The phrase “mobile first” is tossed around quite a bit in technology circles and for good reason. Mobile devices (e.g. tablets, phones, etc.) are selling in ever greater numbers to ever more diverse people in more locations. For many people, a mobile device is now their primary device for accessing information via the internet and I don’t see that changing anytime soon.

It really is a continuum when you think about it. I’ll try to lay it out as my mind perceives it here:

  • Mobile Only
  • Mobile First
  • Platform Parity
  • Desktop First
  • Desktop Only

For a long time we were at the Desktop Only side of things because, simply, desktops were the only things available. You didn’t need to worry about mobile devices because mobile devices didn’t exist.

Or at least not the extent we think of now.
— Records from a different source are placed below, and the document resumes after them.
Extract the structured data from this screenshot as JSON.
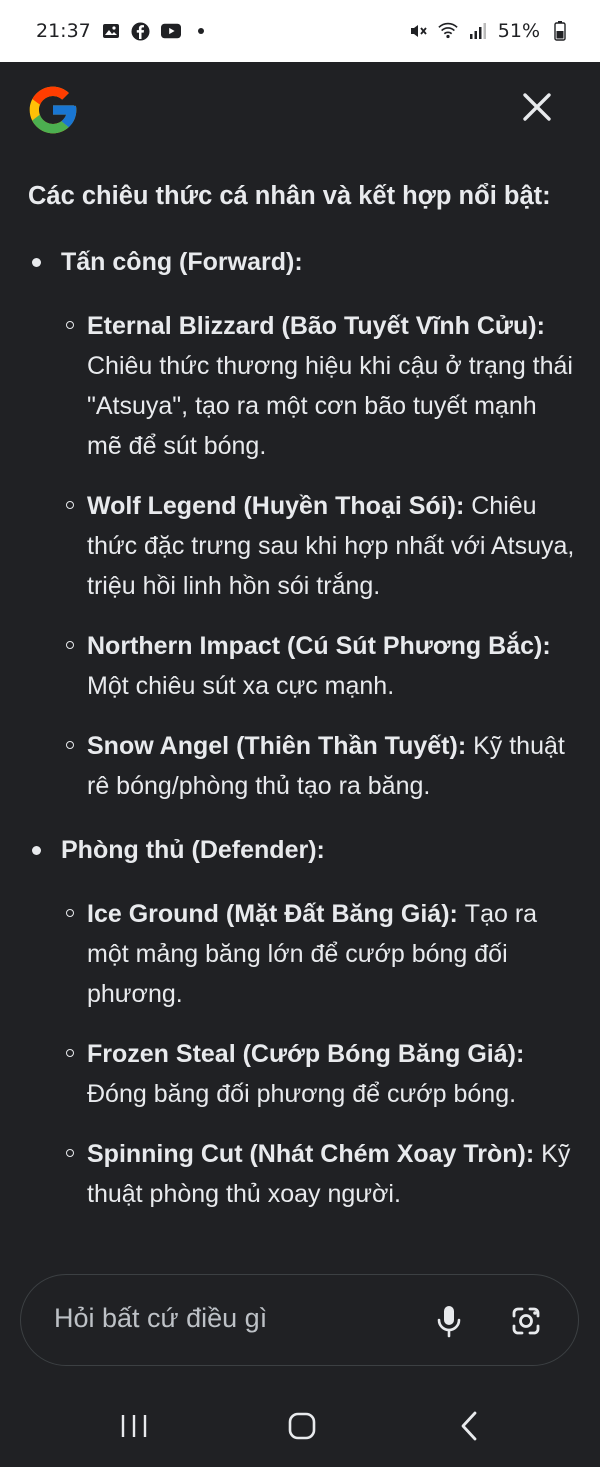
{
  "status_bar": {
    "time": "21:37",
    "battery": "51%"
  },
  "content": {
    "heading": "Các chiêu thức cá nhân và kết hợp nổi bật:",
    "sections": [
      {
        "title": "Tấn công (Forward):",
        "items": [
          {
            "name": "Eternal Blizzard (Bão Tuyết Vĩnh Cửu):",
            "desc": "Chiêu thức thương hiệu khi cậu ở trạng thái \"Atsuya\", tạo ra một cơn bão tuyết mạnh mẽ để sút bóng."
          },
          {
            "name": "Wolf Legend (Huyền Thoại Sói):",
            "desc": "Chiêu thức đặc trưng sau khi hợp nhất với Atsuya, triệu hồi linh hồn sói trắng."
          },
          {
            "name": "Northern Impact (Cú Sút Phương Bắc):",
            "desc": "Một chiêu sút xa cực mạnh."
          },
          {
            "name": "Snow Angel (Thiên Thần Tuyết):",
            "desc": "Kỹ thuật rê bóng/phòng thủ tạo ra băng."
          }
        ]
      },
      {
        "title": "Phòng thủ (Defender):",
        "items": [
          {
            "name": "Ice Ground (Mặt Đất Băng Giá):",
            "desc": "Tạo ra một mảng băng lớn để cướp bóng đối phương."
          },
          {
            "name": "Frozen Steal (Cướp Bóng Băng Giá):",
            "desc": "Đóng băng đối phương để cướp bóng."
          },
          {
            "name": "Spinning Cut (Nhát Chém Xoay Tròn):",
            "desc": "Kỹ thuật phòng thủ xoay người."
          }
        ]
      }
    ]
  },
  "search": {
    "placeholder": "Hỏi bất cứ điều gì"
  },
  "icons": {
    "google": "google-g-logo",
    "close": "close-icon",
    "mic": "mic-icon",
    "lens": "lens-camera-icon",
    "nav_recents": "recents-icon",
    "nav_home": "home-icon",
    "nav_back": "back-icon"
  },
  "colors": {
    "background": "#202124",
    "text": "#e8eaed",
    "status_bar": "#ffffff"
  }
}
We are now in a time where we have a multitude of different devices, form factors, and connection opportunities to be able to stratify products and services so that we can put them in the place they are most needed and will be the easiest to accomplish. There is no need to only support a single platform outside of resource constraints.

Also, don’t get me wrong, resource constraints are a huge issue.

However! In order to have the best experiences for your colleagues/users/customers you need to start asking the following question: where would this best be used? I’ll give an example.

Harvest is a wonderful web-based time-tracking and invoice-sending app. I’d dare to say they have the best interface for easily tracking invoices and time attached to work. I’ve used them a lot. They do have a mobile app but it is a focused mobile app (thinking specifically on iOS). You can’t do everything on the mobile app (yet), but you CAN track time and expenses attached to project.

Those are things you probably would want to be able to do while out and about with your iPhone.

It never needs to be an all-or-nothing endeavor. It doesn’t have to be mobile-only or desktop-only but you can pick and choose where tasks and services can best be used to provide the best and most flexible experience for everyone.

The proliferation of mobile devices isn’t killing the desktop or generalized computing but freeing generalized computing devices to be good at what they are good at … and allowing mobile devices to just be good at what they are good at.

There is going to be a lot of overlap, but also going to be unique use-cases as well. I don’t need picture-taking applications on my laptop or a full-blown IDE on my phone. Let’s stop trying to pit one-against-another and instead see what we can do when we let the constraints of different platforms guide us to unique and new decisions.